Friday, May 27, 2011

How much information is too much?

The discovery of a missing 18-month-old toddler in a dumpster in the 2300 block of South Jefferson this week certainly evokes strong emotional reactions. Anytime a child dies unexpectedly, the desire to know more can be unflagging. Many citizens want to know what the cause of death was, who could have committed such a crime, whether family members may have been involved, and the answer to any number of other questions. Those of us outside of the victim’s family and the police department investigation must turn to news outlets to get whatever information, albeit preliminary, that we can gather. Still, when does the flow of information become too much? Crossing a line between providing necessary and useful information and somehow just feeding a public desire for salacious details? 

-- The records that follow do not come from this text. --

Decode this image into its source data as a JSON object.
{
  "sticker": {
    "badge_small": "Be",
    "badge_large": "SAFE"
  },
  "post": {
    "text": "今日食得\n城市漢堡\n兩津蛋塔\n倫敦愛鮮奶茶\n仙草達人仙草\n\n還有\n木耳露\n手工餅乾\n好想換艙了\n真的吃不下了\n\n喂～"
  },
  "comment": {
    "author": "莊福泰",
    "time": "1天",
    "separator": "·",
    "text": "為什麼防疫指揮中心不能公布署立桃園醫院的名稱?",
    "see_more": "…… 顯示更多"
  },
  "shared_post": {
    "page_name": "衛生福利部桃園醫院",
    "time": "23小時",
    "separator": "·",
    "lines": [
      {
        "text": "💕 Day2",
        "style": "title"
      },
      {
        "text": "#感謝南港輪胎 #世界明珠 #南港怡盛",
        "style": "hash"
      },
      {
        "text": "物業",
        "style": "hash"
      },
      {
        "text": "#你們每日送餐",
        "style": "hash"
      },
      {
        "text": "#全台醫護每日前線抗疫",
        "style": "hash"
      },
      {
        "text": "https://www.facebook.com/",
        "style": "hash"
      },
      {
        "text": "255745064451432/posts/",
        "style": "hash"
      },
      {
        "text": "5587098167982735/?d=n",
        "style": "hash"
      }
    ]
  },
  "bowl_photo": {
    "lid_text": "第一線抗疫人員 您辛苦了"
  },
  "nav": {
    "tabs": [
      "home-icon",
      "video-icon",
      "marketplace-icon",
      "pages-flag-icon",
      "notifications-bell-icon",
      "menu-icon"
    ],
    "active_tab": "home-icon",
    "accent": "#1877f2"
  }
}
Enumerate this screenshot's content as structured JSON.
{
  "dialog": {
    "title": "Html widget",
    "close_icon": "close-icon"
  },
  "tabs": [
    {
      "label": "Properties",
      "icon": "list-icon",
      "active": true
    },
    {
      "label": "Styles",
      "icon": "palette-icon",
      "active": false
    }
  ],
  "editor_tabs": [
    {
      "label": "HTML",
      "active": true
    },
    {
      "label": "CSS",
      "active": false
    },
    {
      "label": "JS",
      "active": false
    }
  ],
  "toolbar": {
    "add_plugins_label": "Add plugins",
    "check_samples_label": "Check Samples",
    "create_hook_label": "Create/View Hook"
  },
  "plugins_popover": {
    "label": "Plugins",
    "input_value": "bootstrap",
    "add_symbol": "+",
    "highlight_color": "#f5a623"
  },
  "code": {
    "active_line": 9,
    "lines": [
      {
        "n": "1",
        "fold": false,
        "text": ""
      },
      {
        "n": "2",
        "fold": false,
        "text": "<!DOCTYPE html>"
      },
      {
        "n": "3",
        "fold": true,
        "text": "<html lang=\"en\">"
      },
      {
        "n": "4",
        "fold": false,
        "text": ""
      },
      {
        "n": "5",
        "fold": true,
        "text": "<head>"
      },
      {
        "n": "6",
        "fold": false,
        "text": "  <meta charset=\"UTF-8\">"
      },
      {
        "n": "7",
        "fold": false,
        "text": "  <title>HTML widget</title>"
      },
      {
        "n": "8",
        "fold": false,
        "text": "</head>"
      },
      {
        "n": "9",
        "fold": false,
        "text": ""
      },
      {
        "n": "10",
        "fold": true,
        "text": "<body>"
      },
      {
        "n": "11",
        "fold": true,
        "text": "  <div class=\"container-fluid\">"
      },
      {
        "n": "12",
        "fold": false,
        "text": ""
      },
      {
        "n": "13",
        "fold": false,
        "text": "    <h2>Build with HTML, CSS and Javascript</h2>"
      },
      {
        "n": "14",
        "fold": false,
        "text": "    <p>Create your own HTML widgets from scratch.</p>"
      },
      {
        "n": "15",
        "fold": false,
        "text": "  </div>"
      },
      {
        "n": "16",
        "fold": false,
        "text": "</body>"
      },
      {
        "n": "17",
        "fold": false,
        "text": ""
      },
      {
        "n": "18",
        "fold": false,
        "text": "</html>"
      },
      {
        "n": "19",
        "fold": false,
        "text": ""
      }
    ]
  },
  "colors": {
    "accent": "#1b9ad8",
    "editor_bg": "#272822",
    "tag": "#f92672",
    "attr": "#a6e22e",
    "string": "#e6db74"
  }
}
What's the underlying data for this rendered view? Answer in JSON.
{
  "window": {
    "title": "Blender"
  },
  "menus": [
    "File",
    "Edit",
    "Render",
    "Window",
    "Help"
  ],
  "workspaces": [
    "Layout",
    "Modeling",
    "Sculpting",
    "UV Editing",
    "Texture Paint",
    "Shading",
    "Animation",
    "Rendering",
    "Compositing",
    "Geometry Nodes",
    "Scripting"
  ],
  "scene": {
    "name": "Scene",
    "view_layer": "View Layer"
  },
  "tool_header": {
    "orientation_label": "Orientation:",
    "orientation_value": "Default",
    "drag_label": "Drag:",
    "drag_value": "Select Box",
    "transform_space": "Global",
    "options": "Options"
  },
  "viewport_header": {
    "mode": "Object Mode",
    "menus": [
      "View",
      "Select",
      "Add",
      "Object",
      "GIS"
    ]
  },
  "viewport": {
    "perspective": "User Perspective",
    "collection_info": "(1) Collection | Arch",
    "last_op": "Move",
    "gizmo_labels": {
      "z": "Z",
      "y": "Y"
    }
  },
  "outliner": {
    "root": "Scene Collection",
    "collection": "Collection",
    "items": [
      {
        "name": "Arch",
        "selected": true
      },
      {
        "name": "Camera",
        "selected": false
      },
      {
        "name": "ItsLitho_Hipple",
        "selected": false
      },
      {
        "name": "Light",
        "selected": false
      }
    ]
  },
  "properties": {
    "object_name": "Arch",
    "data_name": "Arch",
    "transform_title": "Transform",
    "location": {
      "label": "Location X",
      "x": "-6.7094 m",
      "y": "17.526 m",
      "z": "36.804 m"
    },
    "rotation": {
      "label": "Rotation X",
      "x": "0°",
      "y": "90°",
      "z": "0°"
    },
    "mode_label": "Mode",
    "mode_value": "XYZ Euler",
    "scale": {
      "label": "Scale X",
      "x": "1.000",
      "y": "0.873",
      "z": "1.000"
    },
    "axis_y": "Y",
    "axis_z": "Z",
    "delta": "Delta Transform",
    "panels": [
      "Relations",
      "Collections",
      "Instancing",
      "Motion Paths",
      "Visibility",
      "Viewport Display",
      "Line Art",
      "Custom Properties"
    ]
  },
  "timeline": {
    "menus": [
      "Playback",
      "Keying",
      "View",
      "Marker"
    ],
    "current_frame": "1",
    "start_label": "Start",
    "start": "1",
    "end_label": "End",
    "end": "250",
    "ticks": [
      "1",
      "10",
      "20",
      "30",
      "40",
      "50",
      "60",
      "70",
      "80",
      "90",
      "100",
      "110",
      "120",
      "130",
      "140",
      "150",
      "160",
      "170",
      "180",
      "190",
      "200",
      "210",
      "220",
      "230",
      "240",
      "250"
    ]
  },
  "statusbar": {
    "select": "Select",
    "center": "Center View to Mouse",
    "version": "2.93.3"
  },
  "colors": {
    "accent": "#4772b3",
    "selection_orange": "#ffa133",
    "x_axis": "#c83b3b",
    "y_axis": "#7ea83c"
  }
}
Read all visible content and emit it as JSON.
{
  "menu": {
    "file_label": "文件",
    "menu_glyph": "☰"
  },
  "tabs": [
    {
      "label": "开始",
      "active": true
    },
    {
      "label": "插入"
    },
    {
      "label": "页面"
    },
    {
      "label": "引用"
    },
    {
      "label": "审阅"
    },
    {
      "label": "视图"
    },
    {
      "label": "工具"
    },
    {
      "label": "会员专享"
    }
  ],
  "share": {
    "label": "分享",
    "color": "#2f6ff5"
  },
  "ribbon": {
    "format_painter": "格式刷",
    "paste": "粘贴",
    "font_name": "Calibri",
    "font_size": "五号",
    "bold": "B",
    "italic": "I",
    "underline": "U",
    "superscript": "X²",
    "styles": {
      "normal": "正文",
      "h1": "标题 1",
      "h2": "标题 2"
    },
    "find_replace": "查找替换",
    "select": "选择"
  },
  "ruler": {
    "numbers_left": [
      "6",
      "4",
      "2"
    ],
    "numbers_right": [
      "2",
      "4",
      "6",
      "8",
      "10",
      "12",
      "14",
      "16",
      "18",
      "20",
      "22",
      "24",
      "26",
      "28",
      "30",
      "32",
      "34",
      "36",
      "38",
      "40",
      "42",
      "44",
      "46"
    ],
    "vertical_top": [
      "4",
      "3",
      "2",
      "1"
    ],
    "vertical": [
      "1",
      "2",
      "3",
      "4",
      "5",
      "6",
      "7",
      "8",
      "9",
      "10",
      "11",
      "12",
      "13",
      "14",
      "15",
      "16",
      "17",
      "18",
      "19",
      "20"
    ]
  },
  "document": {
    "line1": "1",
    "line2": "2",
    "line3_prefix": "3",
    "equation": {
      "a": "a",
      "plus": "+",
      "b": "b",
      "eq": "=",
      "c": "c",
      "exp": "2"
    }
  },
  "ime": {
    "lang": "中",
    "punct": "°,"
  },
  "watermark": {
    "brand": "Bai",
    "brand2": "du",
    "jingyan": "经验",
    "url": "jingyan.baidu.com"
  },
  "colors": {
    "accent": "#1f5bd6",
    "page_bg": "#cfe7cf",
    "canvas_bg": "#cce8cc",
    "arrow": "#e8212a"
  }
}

Just such a question arose in the CVAC office in response to a photo linked from the St. Louis Post Dispatch story "St. Louis toddler found dead in trash bin was beaten, police say." That image shows the inside of a trash dumpster and is captioned, “MAY 25, 2011: After police left the crime scene Wednesday morning, garbage remained inside a [sic] alley trash bin in the 2300 block of South Jefferson Avenue where an 18-month-old St. Louis boy was found dead hours earlier.”
It is undoubtedly a fine line to walk when making decisions about language and images associated with horrible stories like this one, and it is also one where the freedom of the press to do their job is extremely important. The first question I would ask is why the image was taken in the first place, what potential news value it had. Assuming that the editors found value in the existence of that photo, the next decision is whether or not to include it in their coverage. In Covering Crime and Justice: A Guide for Journalists, the authors suggest a set of four questions to consider when deciding whether to publish potentially graphic or disturbing material. Allow me to apply those to this case:
1. Is this graphic detail necessary to tell the story?
No, the majority of people have either used a dumpster or seen them enough to have a frame of reference for what the inside looks like.
2. Will this detail help the community at large?
No, the inside of that specific dumpster is of little relevance to community safety. As previously mentioned, many citizens already have a frame of reference for the inside of a dumpster.
3. Will readers or viewers be offended by such details?
Yes, it is possible.
4. Will the victim suffer more because of the details?
Yes, if you consider the family of the deceased to be victims of the crime, as well. It is also possible that the victim’s family could find that picture now or in a future internet search. Having such a specific image of where their lost loved one was left could increase their emotional suffering. Families should have the decision of whether to view crime scene pictures either with the investigating officer or in court with a trained advocate, rather than accidentally coming upon it on a news site.
In my estimation, this test advises against posting this particular picture.